The caves of Sacromonte date back to the ninth century, when they were inhabited by the African slaves who constructed the Alhambra Palace. When Catholic monarchs conquered Granada in the 15th century, Muslims, Jews, and Roma fled to the mountains to escape persecution.

Many Roma continue to inhabit the caves, some claiming to be seventh-generation cave dwellers; it is said that the flamenco dance was born in these caves. It was a traditional Roma wedding dance that was banned during the Inquisition.

One of Sacramonte’s heavily adorned caves is the site of nightly flamenco performances. Royal blue chairs line the walls, and brass pots and pans hang from the ceiling, giving warmth to stone surroundings. A painting of a flamenco dancer stretches from ceiling to floor, a dominating centerpiece that stands like a patron saint to gipsano culture and tradition.

Chilean photographer Tamara Merino spent two weeks photographing residents of Sacromonte and neighboring Guadix in May 2018. She captured a tradition that is very much alive—decorated bedrooms, photo-lined walls, and children roaming the hills. “We all inhabit the world in different ways,” she said. She added that she was drawn to the rich culture and traditions that the cave dwellers (or, as she put it, trogloditas) have preserved.

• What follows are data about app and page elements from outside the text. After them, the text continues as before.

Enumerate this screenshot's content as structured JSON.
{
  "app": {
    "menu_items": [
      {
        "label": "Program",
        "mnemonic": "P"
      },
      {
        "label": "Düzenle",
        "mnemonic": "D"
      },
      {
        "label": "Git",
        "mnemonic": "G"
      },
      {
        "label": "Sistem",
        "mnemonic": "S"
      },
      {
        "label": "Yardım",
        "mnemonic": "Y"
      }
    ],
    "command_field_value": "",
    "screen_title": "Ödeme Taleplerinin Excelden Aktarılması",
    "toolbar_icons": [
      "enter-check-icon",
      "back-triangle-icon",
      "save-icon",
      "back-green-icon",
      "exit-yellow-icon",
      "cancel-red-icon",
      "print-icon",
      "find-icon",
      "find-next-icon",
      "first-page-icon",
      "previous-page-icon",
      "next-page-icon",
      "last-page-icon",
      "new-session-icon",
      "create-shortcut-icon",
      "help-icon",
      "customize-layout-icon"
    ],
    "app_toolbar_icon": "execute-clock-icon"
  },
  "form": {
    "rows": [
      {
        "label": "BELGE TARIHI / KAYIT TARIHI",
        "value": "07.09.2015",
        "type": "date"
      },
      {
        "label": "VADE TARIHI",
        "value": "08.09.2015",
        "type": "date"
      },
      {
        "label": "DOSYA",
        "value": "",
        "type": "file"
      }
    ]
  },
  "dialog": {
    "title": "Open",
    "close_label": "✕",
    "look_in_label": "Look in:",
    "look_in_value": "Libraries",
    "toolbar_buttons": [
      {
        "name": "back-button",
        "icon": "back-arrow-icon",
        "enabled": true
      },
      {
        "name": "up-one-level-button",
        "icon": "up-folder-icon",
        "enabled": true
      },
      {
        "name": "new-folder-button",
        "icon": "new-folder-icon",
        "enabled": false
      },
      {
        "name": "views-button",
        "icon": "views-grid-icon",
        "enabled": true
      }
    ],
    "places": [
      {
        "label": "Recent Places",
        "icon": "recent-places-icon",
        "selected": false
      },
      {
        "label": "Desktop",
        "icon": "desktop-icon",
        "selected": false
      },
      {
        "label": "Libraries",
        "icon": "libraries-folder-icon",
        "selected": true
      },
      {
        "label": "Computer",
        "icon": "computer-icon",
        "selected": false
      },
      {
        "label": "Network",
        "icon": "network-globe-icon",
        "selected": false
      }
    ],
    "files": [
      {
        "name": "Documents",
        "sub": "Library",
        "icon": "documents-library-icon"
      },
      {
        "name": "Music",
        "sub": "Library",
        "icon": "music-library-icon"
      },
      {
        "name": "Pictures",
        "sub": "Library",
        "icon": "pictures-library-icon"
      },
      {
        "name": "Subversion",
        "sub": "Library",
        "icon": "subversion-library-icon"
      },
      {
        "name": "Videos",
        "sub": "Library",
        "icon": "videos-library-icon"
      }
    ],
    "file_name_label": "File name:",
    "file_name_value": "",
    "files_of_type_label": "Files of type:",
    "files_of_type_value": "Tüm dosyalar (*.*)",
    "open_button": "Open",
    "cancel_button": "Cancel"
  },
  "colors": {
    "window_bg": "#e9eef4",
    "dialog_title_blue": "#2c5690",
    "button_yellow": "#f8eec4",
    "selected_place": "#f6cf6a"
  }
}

The caves also reflect Europe’s changing demographics. The San Miguel section of Sacromonte is home to a small community of Senegalese immigrants; many have lived there for over a decade. Merino said many newcomers are drawn to the caves as a way to save money.

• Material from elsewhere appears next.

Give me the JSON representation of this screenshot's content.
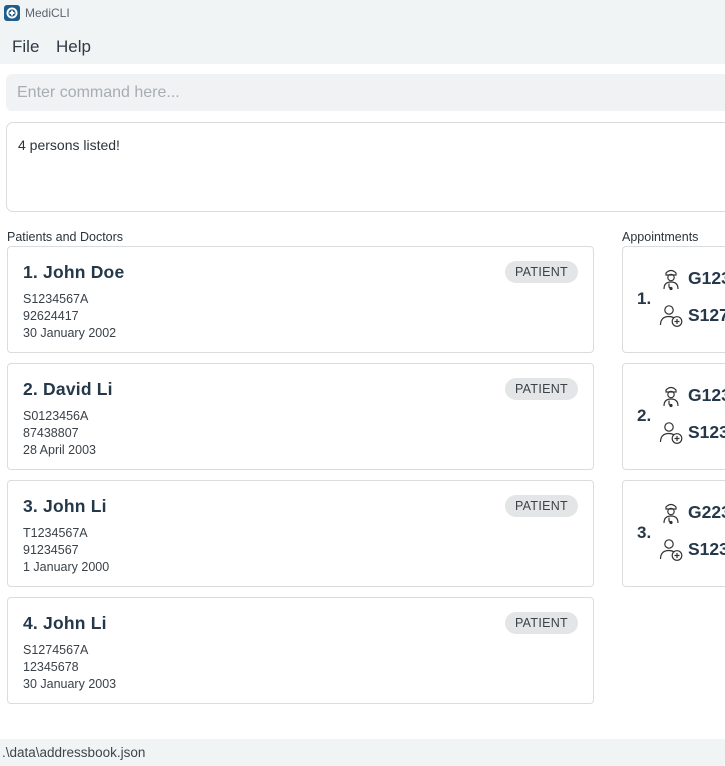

It’s a precarious living situation for both newcomers and those whose families have lived in the caves for centuries. The city council has called the residents squatters and has threatened residents with eviction.

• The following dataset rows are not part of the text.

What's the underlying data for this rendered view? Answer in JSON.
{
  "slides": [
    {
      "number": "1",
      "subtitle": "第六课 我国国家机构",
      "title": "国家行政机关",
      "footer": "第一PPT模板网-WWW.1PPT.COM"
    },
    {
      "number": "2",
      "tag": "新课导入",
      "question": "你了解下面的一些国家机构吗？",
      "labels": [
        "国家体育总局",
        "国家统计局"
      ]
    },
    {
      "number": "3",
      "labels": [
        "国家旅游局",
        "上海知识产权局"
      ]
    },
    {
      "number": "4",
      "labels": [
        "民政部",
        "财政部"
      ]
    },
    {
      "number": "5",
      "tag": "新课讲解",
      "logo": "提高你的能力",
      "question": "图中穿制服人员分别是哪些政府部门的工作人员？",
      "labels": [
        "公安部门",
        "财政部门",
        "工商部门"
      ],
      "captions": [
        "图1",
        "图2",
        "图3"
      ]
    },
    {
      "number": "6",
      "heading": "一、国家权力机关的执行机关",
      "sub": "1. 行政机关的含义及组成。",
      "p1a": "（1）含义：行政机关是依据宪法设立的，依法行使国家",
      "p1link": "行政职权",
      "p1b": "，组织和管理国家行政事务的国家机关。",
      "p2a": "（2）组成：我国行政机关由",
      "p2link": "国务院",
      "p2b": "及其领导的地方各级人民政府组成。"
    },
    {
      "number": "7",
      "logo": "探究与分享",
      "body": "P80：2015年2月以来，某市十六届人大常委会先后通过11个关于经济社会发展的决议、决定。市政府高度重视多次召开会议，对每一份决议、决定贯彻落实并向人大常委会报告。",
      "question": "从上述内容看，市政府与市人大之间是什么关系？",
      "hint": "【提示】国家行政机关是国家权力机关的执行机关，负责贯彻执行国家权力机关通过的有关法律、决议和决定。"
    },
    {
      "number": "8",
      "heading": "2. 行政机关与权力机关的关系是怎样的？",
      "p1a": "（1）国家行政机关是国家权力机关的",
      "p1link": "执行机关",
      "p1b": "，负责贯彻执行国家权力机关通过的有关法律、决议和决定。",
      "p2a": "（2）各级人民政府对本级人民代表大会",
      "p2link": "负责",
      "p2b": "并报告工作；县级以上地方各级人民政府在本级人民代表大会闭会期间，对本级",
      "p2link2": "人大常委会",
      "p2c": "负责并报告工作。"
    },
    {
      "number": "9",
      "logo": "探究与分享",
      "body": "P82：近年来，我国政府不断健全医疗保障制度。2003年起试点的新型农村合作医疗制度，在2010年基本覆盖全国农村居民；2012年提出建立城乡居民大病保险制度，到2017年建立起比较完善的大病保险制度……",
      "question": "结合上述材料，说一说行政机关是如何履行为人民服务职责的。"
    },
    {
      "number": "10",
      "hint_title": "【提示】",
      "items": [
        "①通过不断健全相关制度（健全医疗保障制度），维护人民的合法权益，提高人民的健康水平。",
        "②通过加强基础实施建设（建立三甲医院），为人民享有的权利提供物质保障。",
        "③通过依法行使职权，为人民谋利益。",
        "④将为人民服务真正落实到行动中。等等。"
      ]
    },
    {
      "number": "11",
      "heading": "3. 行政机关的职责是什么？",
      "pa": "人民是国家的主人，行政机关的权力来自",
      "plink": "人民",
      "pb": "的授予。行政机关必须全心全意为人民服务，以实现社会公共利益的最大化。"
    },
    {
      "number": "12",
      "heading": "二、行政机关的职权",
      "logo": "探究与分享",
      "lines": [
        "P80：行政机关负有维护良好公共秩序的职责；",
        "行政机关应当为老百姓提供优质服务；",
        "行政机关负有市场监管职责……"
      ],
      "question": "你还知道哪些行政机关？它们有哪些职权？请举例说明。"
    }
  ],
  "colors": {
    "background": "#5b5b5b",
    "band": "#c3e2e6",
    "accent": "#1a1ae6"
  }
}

In 2014 a demolition crew destroyed the entrances to several caves that the city said were illegally inhabited. But, Merino said, days later, residents gathered on Sacromonte’s highest paths, casting a shadow over the Alhambra as they cleared the rubble, determined to make a permanent home of the caves as others did before them.